*** Data shown Section Begins ***
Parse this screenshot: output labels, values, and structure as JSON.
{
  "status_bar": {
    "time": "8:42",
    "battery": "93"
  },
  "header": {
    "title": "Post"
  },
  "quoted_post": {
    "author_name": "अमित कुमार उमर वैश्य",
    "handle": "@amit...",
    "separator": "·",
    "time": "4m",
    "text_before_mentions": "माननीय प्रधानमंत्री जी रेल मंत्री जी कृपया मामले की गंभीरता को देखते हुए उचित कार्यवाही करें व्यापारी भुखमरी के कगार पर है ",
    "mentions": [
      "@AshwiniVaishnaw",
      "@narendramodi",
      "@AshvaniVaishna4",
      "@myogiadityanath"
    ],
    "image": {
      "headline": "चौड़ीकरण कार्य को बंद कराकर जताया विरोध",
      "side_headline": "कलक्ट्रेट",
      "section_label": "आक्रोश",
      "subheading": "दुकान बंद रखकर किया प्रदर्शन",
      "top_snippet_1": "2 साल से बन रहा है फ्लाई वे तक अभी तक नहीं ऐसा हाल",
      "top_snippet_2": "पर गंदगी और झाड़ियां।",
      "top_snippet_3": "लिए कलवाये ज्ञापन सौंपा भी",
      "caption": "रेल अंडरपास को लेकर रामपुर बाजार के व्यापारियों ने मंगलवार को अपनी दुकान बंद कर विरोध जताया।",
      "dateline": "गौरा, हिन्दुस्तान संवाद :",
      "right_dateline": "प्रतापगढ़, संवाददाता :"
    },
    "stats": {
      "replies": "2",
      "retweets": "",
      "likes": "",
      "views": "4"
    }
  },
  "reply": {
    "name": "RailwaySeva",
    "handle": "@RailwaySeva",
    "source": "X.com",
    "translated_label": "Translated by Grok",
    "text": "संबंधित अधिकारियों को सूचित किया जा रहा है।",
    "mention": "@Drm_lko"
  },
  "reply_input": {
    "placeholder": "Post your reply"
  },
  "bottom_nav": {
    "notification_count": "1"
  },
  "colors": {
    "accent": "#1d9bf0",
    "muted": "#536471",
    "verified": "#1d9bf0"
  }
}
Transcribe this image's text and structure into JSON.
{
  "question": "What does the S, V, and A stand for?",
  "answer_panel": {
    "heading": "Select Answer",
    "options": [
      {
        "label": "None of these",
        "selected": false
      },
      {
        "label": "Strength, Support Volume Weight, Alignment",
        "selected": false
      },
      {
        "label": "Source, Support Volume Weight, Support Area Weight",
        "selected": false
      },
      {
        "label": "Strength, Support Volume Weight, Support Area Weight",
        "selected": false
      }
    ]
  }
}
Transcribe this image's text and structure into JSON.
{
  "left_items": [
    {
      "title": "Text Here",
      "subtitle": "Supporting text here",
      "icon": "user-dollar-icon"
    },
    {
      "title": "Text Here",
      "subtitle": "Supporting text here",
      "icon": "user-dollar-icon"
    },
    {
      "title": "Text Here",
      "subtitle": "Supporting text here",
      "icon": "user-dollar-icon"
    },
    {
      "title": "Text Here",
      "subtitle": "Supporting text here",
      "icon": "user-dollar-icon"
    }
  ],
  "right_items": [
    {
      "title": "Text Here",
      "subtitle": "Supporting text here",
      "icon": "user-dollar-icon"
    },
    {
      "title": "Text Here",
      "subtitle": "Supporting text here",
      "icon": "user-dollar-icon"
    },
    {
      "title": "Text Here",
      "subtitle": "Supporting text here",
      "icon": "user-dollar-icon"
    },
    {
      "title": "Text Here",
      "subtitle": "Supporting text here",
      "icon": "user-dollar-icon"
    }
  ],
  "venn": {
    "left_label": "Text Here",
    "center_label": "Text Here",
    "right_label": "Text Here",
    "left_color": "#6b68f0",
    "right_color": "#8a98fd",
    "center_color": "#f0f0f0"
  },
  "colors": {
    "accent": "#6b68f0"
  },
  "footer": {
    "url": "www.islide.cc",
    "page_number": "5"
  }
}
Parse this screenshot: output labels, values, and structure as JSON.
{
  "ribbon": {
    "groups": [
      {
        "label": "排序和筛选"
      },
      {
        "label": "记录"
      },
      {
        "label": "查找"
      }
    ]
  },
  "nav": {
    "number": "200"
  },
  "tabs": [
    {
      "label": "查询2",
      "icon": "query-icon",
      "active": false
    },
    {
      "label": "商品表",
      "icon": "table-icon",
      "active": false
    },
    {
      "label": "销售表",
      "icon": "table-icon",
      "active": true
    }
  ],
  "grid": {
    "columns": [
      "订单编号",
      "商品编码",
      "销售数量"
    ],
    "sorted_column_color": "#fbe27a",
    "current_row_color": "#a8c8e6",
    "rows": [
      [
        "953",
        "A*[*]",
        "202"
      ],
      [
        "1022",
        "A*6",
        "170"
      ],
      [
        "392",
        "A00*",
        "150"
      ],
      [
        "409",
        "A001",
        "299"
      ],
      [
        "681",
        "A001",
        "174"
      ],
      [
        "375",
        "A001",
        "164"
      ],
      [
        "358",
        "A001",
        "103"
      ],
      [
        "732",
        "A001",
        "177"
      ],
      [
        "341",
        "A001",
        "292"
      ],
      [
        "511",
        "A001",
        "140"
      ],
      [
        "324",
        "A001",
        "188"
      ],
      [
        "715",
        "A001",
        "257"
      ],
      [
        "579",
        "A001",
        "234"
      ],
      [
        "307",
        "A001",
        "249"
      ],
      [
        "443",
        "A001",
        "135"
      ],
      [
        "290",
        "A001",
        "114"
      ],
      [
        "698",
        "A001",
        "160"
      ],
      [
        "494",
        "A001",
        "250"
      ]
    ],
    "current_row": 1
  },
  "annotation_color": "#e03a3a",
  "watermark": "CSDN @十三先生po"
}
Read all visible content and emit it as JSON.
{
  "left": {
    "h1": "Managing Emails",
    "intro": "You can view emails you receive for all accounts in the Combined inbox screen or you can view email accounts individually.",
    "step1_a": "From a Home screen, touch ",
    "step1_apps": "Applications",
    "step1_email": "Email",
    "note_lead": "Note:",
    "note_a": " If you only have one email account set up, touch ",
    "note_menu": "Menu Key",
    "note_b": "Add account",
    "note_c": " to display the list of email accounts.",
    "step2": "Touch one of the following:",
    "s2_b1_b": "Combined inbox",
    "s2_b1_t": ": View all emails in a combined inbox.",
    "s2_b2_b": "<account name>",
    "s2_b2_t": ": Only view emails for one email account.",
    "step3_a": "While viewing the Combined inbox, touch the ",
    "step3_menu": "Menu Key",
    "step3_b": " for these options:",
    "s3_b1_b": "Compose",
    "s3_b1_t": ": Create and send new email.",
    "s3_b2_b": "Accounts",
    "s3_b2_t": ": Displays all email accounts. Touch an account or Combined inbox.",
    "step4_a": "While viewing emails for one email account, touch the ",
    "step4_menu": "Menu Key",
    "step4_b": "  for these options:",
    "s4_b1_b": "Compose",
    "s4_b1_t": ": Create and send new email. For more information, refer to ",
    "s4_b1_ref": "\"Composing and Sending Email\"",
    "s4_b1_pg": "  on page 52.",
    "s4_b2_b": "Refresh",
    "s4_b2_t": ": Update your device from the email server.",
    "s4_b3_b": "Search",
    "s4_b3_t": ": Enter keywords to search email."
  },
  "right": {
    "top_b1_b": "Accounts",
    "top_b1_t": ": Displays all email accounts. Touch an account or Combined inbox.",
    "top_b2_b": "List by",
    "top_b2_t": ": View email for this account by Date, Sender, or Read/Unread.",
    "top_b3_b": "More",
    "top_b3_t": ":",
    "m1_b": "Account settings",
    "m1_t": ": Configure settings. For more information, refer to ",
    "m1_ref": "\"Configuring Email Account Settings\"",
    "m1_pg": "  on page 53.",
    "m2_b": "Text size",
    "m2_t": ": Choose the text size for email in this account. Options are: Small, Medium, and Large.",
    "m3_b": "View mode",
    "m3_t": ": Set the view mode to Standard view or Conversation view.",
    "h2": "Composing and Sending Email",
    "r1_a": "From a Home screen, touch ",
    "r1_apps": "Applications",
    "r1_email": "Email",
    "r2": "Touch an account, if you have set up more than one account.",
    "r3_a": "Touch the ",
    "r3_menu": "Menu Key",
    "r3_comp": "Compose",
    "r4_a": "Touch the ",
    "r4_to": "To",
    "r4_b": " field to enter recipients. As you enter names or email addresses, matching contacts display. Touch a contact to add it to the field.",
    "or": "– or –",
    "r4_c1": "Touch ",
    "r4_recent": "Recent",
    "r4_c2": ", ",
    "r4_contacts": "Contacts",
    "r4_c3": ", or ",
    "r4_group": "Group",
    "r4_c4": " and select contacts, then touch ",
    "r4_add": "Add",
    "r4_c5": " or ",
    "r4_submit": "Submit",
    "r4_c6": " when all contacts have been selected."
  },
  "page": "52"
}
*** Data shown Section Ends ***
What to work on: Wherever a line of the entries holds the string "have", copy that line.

Response box:
    "note_a": " If you only have one email account set up, touch ",
    "r2": "Touch an account, if you have set up more than one account.",
    "r4_c6": " when all contacts have been selected."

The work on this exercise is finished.